I’ve run games of Hypertellurians (playtesting a new adventure), overseen hexcrawls in deepest Sarkash in Mörk Borg, helped guide player characters through the treacherous floors in the Blancmange & Thistle (via Troika!), and just now, finished an interesting games mashup.
Not too long ago I received the Night Yeast zine, and it’s a thing of beauty. Tactile, with a certain roughness, beautiful anarchic design, and full of compact but grand ideas. Right on the back is a dungeon by Karl Stjernberg called the Bungeon, and—you guessed it—it’s all about baked goods.
Shortely thereafter my copy of Electric Bastionland arrived too, a system and setting, but most of all, a collection of 100 failed careers (what you might equate to classed in other games). These immediately looked like so much fun. Electric Bastionland has very simple mechanics, so you can really focus on the ideas and the story, which I’ve found paramount for my one-shot games.

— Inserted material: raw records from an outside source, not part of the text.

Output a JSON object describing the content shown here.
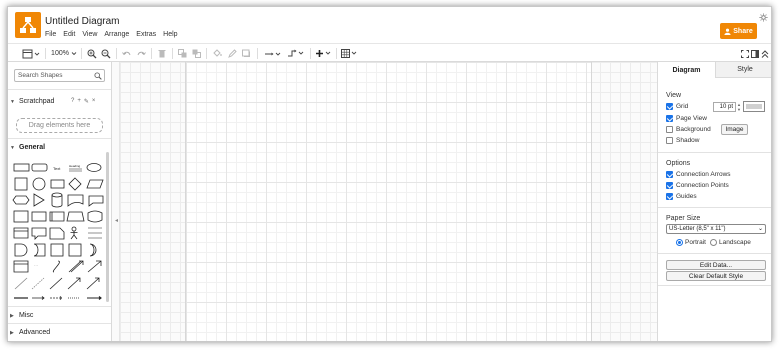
{
  "app": {
    "title": "Untitled Diagram",
    "menu": [
      "File",
      "Edit",
      "View",
      "Arrange",
      "Extras",
      "Help"
    ],
    "share_label": "Share"
  },
  "colors": {
    "accent": "#f08705",
    "checkbox": "#1a73e8"
  },
  "toolbar": {
    "zoom_label": "100%"
  },
  "sidebar": {
    "search_placeholder": "Search Shapes",
    "scratchpad_label": "Scratchpad",
    "scratchpad_icons": [
      "?",
      "+",
      "✎",
      "×"
    ],
    "drop_hint": "Drag elements here",
    "general_label": "General",
    "misc_label": "Misc",
    "advanced_label": "Advanced"
  },
  "panel": {
    "tab_diagram": "Diagram",
    "tab_style": "Style",
    "view_heading": "View",
    "grid_label": "Grid",
    "grid_checked": true,
    "grid_size": "10 pt",
    "page_view_label": "Page View",
    "page_view_checked": true,
    "background_label": "Background",
    "background_checked": false,
    "image_button": "Image",
    "shadow_label": "Shadow",
    "shadow_checked": false,
    "options_heading": "Options",
    "connection_arrows_label": "Connection Arrows",
    "connection_points_label": "Connection Points",
    "guides_label": "Guides",
    "paper_size_heading": "Paper Size",
    "paper_size_value": "US-Letter (8,5\" x 11\")",
    "portrait_label": "Portrait",
    "landscape_label": "Landscape",
    "orientation": "Portrait",
    "edit_data_button": "Edit Data...",
    "clear_default_style_button": "Clear Default Style"
  }
}
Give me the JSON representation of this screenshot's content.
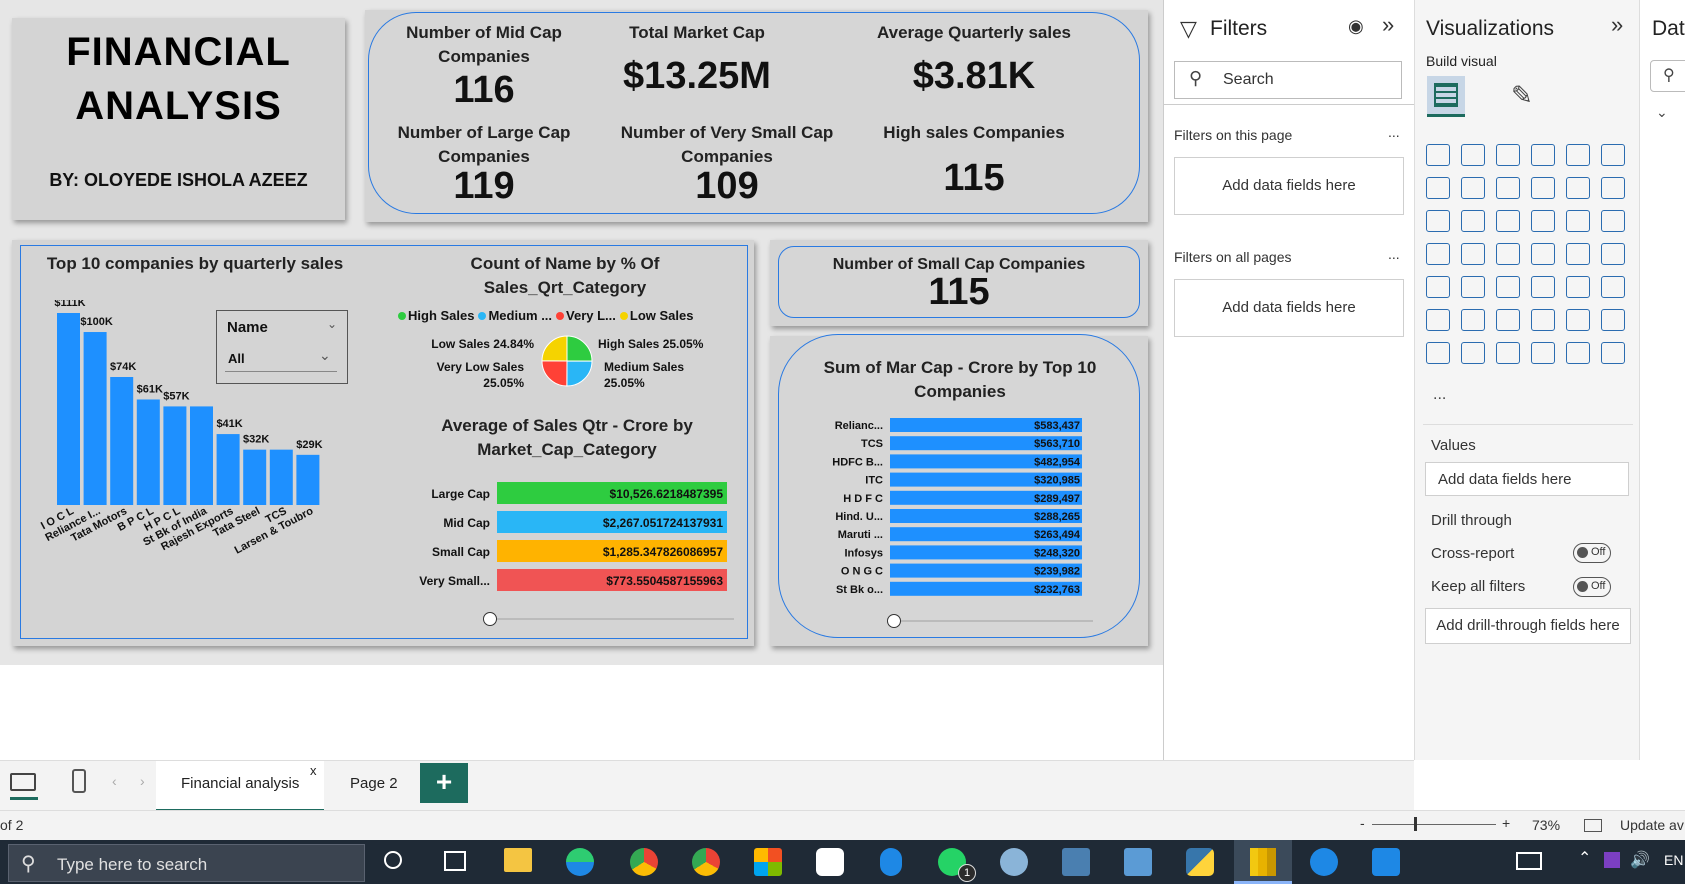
{
  "report": {
    "title_line1": "FINANCIAL",
    "title_line2": "ANALYSIS",
    "author": "BY: OLOYEDE ISHOLA AZEEZ",
    "kpis": {
      "mid_cap_label": "Number of Mid Cap Companies",
      "mid_cap_value": "116",
      "total_market_label": "Total Market Cap",
      "total_market_value": "$13.25M",
      "avg_quarterly_label": "Average Quarterly sales",
      "avg_quarterly_value": "$3.81K",
      "large_cap_label": "Number of Large Cap Companies",
      "large_cap_value": "119",
      "very_small_label": "Number of Very Small Cap Companies",
      "very_small_value": "109",
      "high_sales_label": "High sales Companies",
      "high_sales_value": "115",
      "small_cap_label": "Number of Small Cap Companies",
      "small_cap_value": "115"
    },
    "slicer": {
      "label": "Name",
      "value": "All"
    }
  },
  "chart_data": [
    {
      "type": "bar",
      "title": "Top 10 companies by quarterly sales",
      "categories": [
        "I O C L",
        "Reliance I...",
        "Tata Motors",
        "B P C L",
        "H P C L",
        "St Bk of India",
        "Rajesh Exports",
        "Tata Steel",
        "TCS",
        "Larsen & Toubro"
      ],
      "values": [
        111,
        100,
        74,
        61,
        57,
        57,
        41,
        32,
        32,
        29
      ],
      "data_labels": [
        "$111K",
        "$100K",
        "$74K",
        "$61K",
        "$57K",
        "",
        "$41K",
        "$32K",
        "",
        "$29K"
      ],
      "color": "#1e90ff",
      "ylim": [
        0,
        111
      ]
    },
    {
      "type": "pie",
      "title": "Count of Name by % Of Sales_Qrt_Category",
      "legend": [
        {
          "name": "High Sales",
          "color": "#2ecc40"
        },
        {
          "name": "Medium ...",
          "color": "#29b6f6"
        },
        {
          "name": "Very L...",
          "color": "#ff4136"
        },
        {
          "name": "Low Sales",
          "color": "#f5d300"
        }
      ],
      "slices": [
        {
          "name": "High Sales",
          "value": 25.05,
          "label": "High Sales 25.05%",
          "color": "#2ecc40"
        },
        {
          "name": "Medium Sales",
          "value": 25.05,
          "label": "Medium Sales 25.05%",
          "color": "#29b6f6"
        },
        {
          "name": "Very Low Sales",
          "value": 25.05,
          "label": "Very Low Sales 25.05%",
          "color": "#ff4136"
        },
        {
          "name": "Low Sales",
          "value": 24.84,
          "label": "Low Sales 24.84%",
          "color": "#f5d300"
        }
      ]
    },
    {
      "type": "bar",
      "title": "Average of Sales Qtr - Crore by Market_Cap_Category",
      "categories": [
        "Large Cap",
        "Mid Cap",
        "Small Cap",
        "Very Small..."
      ],
      "values": [
        10526.6218487395,
        2267.051724137931,
        1285.347826086957,
        773.5504587155963
      ],
      "data_labels": [
        "$10,526.6218487395",
        "$2,267.051724137931",
        "$1,285.347826086957",
        "$773.5504587155963"
      ],
      "colors": [
        "#2ecc40",
        "#29b6f6",
        "#ffb300",
        "#f05454"
      ]
    },
    {
      "type": "bar",
      "title": "Sum of Mar Cap - Crore by Top 10 Companies",
      "categories": [
        "Relianc...",
        "TCS",
        "HDFC B...",
        "ITC",
        "H D F C",
        "Hind. U...",
        "Maruti ...",
        "Infosys",
        "O N G C",
        "St Bk o..."
      ],
      "values": [
        583437,
        563710,
        482954,
        320985,
        289497,
        288265,
        263494,
        248320,
        239982,
        232763
      ],
      "data_labels": [
        "$583,437",
        "$563,710",
        "$482,954",
        "$320,985",
        "$289,497",
        "$288,265",
        "$263,494",
        "$248,320",
        "$239,982",
        "$232,763"
      ],
      "color": "#1e90ff"
    }
  ],
  "filters": {
    "title": "Filters",
    "search_placeholder": "Search",
    "on_page_label": "Filters on this page",
    "on_all_label": "Filters on all pages",
    "add_fields": "Add data fields here",
    "more": "..."
  },
  "viz": {
    "title": "Visualizations",
    "build_visual": "Build visual",
    "more": "...",
    "values_label": "Values",
    "add_fields": "Add data fields here",
    "drill_through": "Drill through",
    "cross_report": "Cross-report",
    "keep_all": "Keep all filters",
    "off": "Off",
    "add_drill": "Add drill-through fields here"
  },
  "data_pane": {
    "title": "Dat"
  },
  "tabs": {
    "active": "Financial analysis",
    "close": "x",
    "page2": "Page 2",
    "add": "+"
  },
  "status": {
    "page": "of 2",
    "zoom": "73%",
    "minus": "-",
    "plus": "+",
    "update": "Update av"
  },
  "taskbar": {
    "search_placeholder": "Type here to search",
    "lang": "EN",
    "badge": "1"
  }
}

So when it came to choosing a new game to run, I thought about mashing up the two: take the system of Electric Bastionland, transpose it to a medieval fantasy setting (this involved only very small tweaks, and skipping one failed career because I was too lazy to adapt it), use the Bungeon as the adventure location, and dress the whole thing up in a framing story made largely from puns.

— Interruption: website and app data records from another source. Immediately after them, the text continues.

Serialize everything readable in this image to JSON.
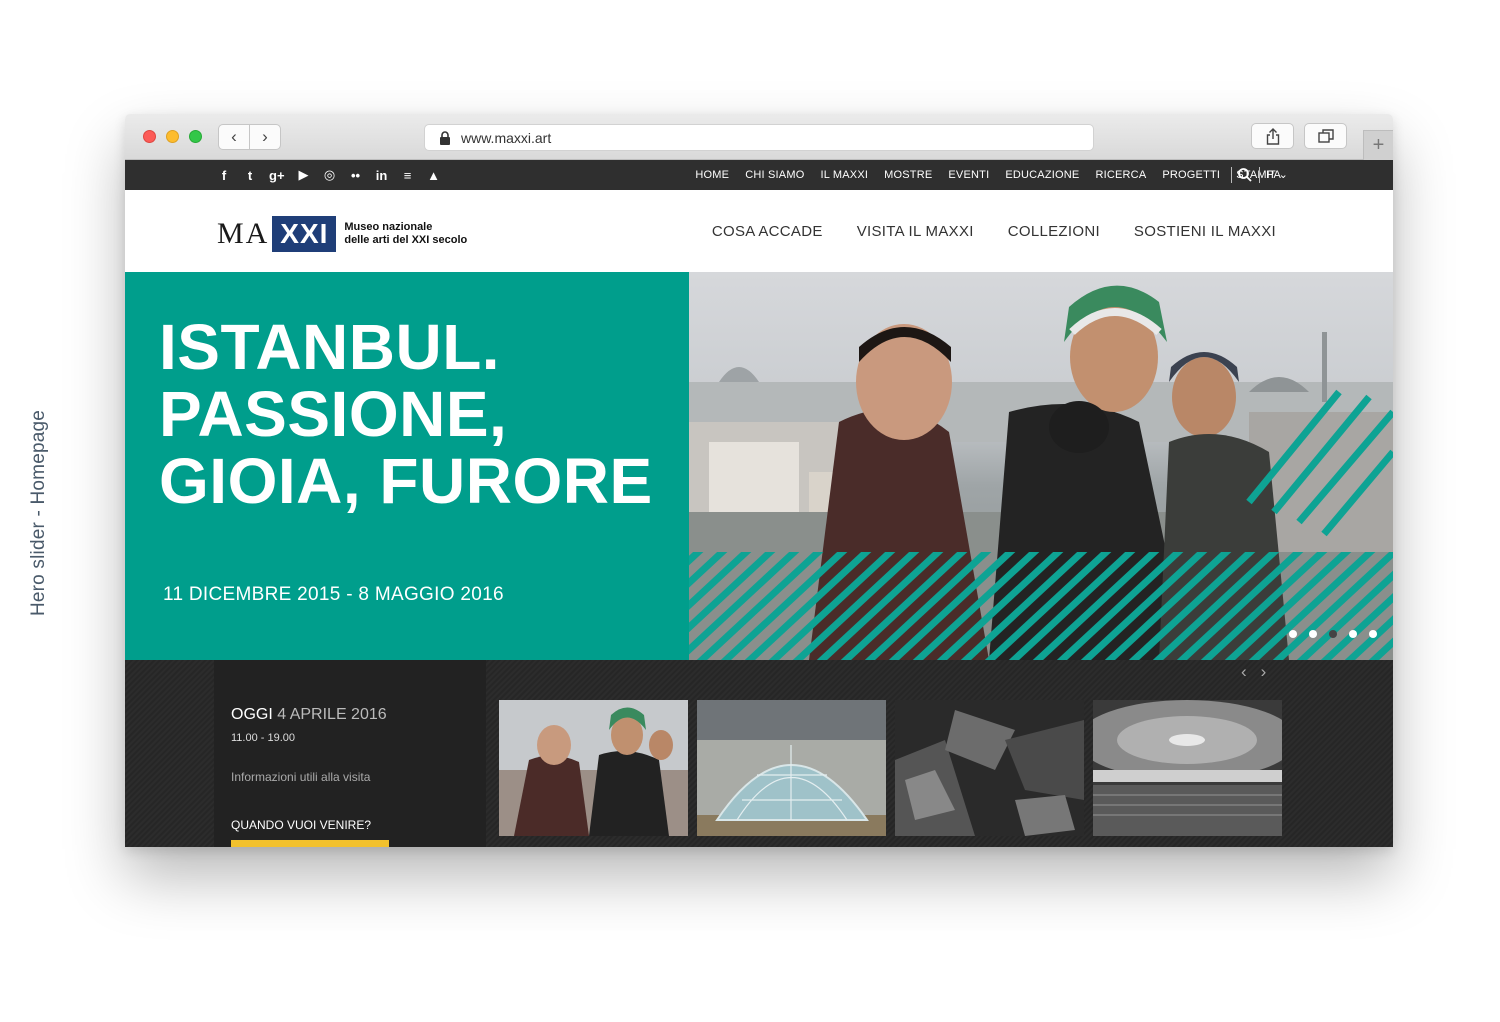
{
  "caption": "Hero slider - Homepage",
  "browser": {
    "url": "www.maxxi.art",
    "back_icon": "‹",
    "forward_icon": "›",
    "new_tab_icon": "+"
  },
  "topbar": {
    "social_icons": [
      "facebook-icon",
      "twitter-icon",
      "googleplus-icon",
      "youtube-icon",
      "instagram-icon",
      "flickr-icon",
      "linkedin-icon",
      "issuu-icon",
      "artsy-icon"
    ],
    "social_glyphs": [
      "f",
      "t",
      "g+",
      "▶",
      "◎",
      "••",
      "in",
      "≡",
      "▲"
    ],
    "nav": [
      "HOME",
      "CHI SIAMO",
      "IL MAXXI",
      "MOSTRE",
      "EVENTI",
      "EDUCAZIONE",
      "RICERCA",
      "PROGETTI",
      "STAMPA"
    ],
    "lang": "IT ⌄"
  },
  "header": {
    "logo_ma": "MA",
    "logo_xxi": "XXI",
    "logo_tag_1": "Museo nazionale",
    "logo_tag_2": "delle arti del XXI secolo",
    "nav": [
      "COSA ACCADE",
      "VISITA IL MAXXI",
      "COLLEZIONI",
      "SOSTIENI IL MAXXI"
    ]
  },
  "hero": {
    "title_1": "ISTANBUL.",
    "title_2": "PASSIONE,",
    "title_3": "GIOIA, FURORE",
    "date": "11 DICEMBRE 2015 - 8 MAGGIO 2016",
    "slides_total": 5,
    "active_slide": 3,
    "accent": "#009e8c"
  },
  "info": {
    "today_label": "OGGI",
    "today_date": "4 APRILE 2016",
    "hours": "11.00 - 19.00",
    "link": "Informazioni utili alla visita",
    "cta": "QUANDO VUOI VENIRE?",
    "cta_color": "#f2c12e"
  },
  "carousel": {
    "prev_icon": "‹",
    "next_icon": "›",
    "thumbs": [
      "thumb-istanbul",
      "thumb-glass-dome",
      "thumb-installation",
      "thumb-arena"
    ]
  }
}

I should note that the text below contains spoilers for the Bungeon!
Thus, it came to pass that our characters were all down on their luck, out of a job, and saddled with life-changing debts. Luckily, the local sensational restaurant, the Breadnought Bakery & Bistro, and its famous proprietor, the Gastrognome (thanks Luka Rejec), was looking for a group of foolhardy heroes with nothing to lose, and was willing to pay enough to cover everyone’s debts and even leave some to start a new life.
You see, although his establishment is famed in the region, it’s no reason for the Gastrognome to rest on his laurels (delicious though they may be). Like other bakeries, he refers to “Powder Piegella’s Precious Puddings”, the standard in the industry, but moreso, he has determined that Piegella’s recipes imply the existence of an ur-recipe upon which all of her glorious pastries are based. Not only that, but in her hubris she’s even hidden clues to the whereabouts of this recipe within her book.

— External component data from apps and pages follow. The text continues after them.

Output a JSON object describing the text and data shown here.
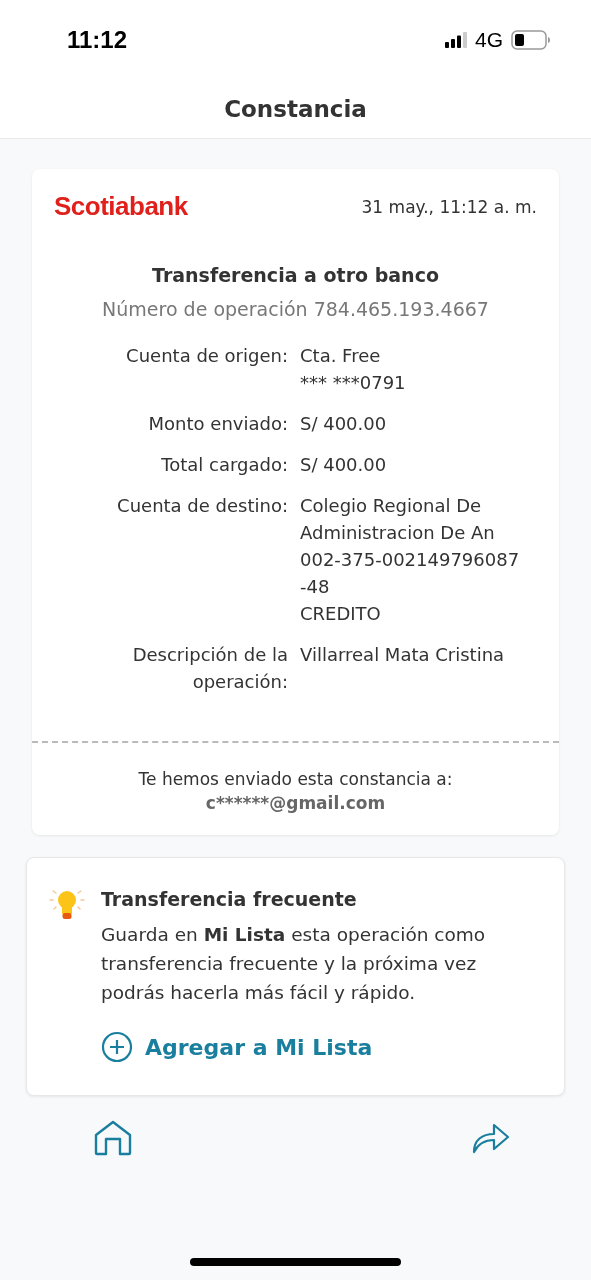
{
  "status_bar": {
    "time": "11:12",
    "network": "4G"
  },
  "header": {
    "title": "Constancia"
  },
  "receipt": {
    "bank": "Scotiabank",
    "date": "31 may., 11:12 a. m.",
    "title": "Transferencia a otro banco",
    "operation_number": "Número de operación 784.465.193.4667",
    "details": [
      {
        "label": "Cuenta de origen:",
        "lines": [
          "Cta. Free",
          "*** ***0791"
        ]
      },
      {
        "label": "Monto enviado:",
        "lines": [
          "S/ 400.00"
        ]
      },
      {
        "label": "Total cargado:",
        "lines": [
          "S/ 400.00"
        ]
      },
      {
        "label": "Cuenta de destino:",
        "lines": [
          "Colegio Regional De",
          "Administracion De An",
          "002-375-002149796087",
          "-48",
          "CREDITO"
        ]
      },
      {
        "label": "Descripción de la operación:",
        "lines": [
          "Villarreal Mata Cristina"
        ]
      }
    ],
    "sent_note": "Te hemos enviado esta constancia a:",
    "email": "c******@gmail.com"
  },
  "tip": {
    "title": "Transferencia frecuente",
    "text": "Guarda en **Mi Lista** esta operación como transferencia frecuente y la próxima vez podrás hacerla más fácil y rápido.",
    "action": "Agregar a Mi Lista"
  },
  "bottom_nav": [
    {
      "kind": "home"
    },
    {
      "kind": "share"
    }
  ]
}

And now the Gastrognome has deciphered them.
Immediately he dispatched his sous-chef Stasia, along with two bakery bouncers, to retrieve it, but they did not return. So now it falls to the heroes to try and retrieve the recipe (and its 5 ingredients). Oh yes, and maybe also the sous-chef, if they happen to stumble upon her.
To improve the heroes’ chances, the Gastrognome was willing to provide transport (an old mule, a cranky donkey with a cart just big enough for a Good Dog, and, yes, a bull), a bun-derbluss with a basket of calcified bun-pellets, and up to 3 spell scrolls. For the latter, I had just the other day received the PDF for a stretch goal in the Deep Carbon Observatory Remastered Kickstarter campaign: a supplement of spells called Feast of Bukako. And what a feast it is. The spells therein are so much fun. I determined them randomly and came up with a spell that summoned a whale (and let anyone standing in its mouth breathe underwater), one that made a talisman glow (the Good Dog character in this case) and pulled the caster towards the sun, locked in a flying struggle for the duration, and one that lets the caster fuse an object to where their hand should be.
I’d decided the fate of the sous-chef Stasia and her bouncers already. One bouncer triggered a trap at the entrance to the Bungeon: an explosion of flour, filling his lungs, and leaving his outline amid the flour splash on the door. The characters discovered his body in a hastily assembled cairn outside the structure, the stones displaying white flour handprints.
The second bouncer, I’d decided had lost his leg to the snoozing oven, before falling into the pit trap with the sharpened breadsticks, while Stasia herself had been baked into the Loathing Loaf and had been trying to eat her way out for a day already, by the time the characters arrived. Also, I made the Loaf very erudite, merely a day old, questioning its existence and creation, and complaining of “stomach” aches, on account of the baked in Stasia.
In the end we’d had so much fun. The Electric Bastionland rules really stayed out of the way. The failed careers had just enough meat on them to keep the characters interesting for the adventure, and the random spells added a lot of opportunity to every decision. Our party consisted of a Good Dog (yes, a dog, smart but still a dog), a failed critic (now in hiding), a gutter minder with a lizard people obsession, and a farm saboteur with a flame thrower (alchemical).
I rolled the damage dice as listed in the Bungeon, which made everything particularly deadly for Electric Bastionland characters, but I also let them regain 1d6 ability/hit points for hugging the Good Dog (once per day). No character died, though many came extremely close.
The whole setup worked really well. I’m very much looking forward to what game/adventure/framing device combination I can run next!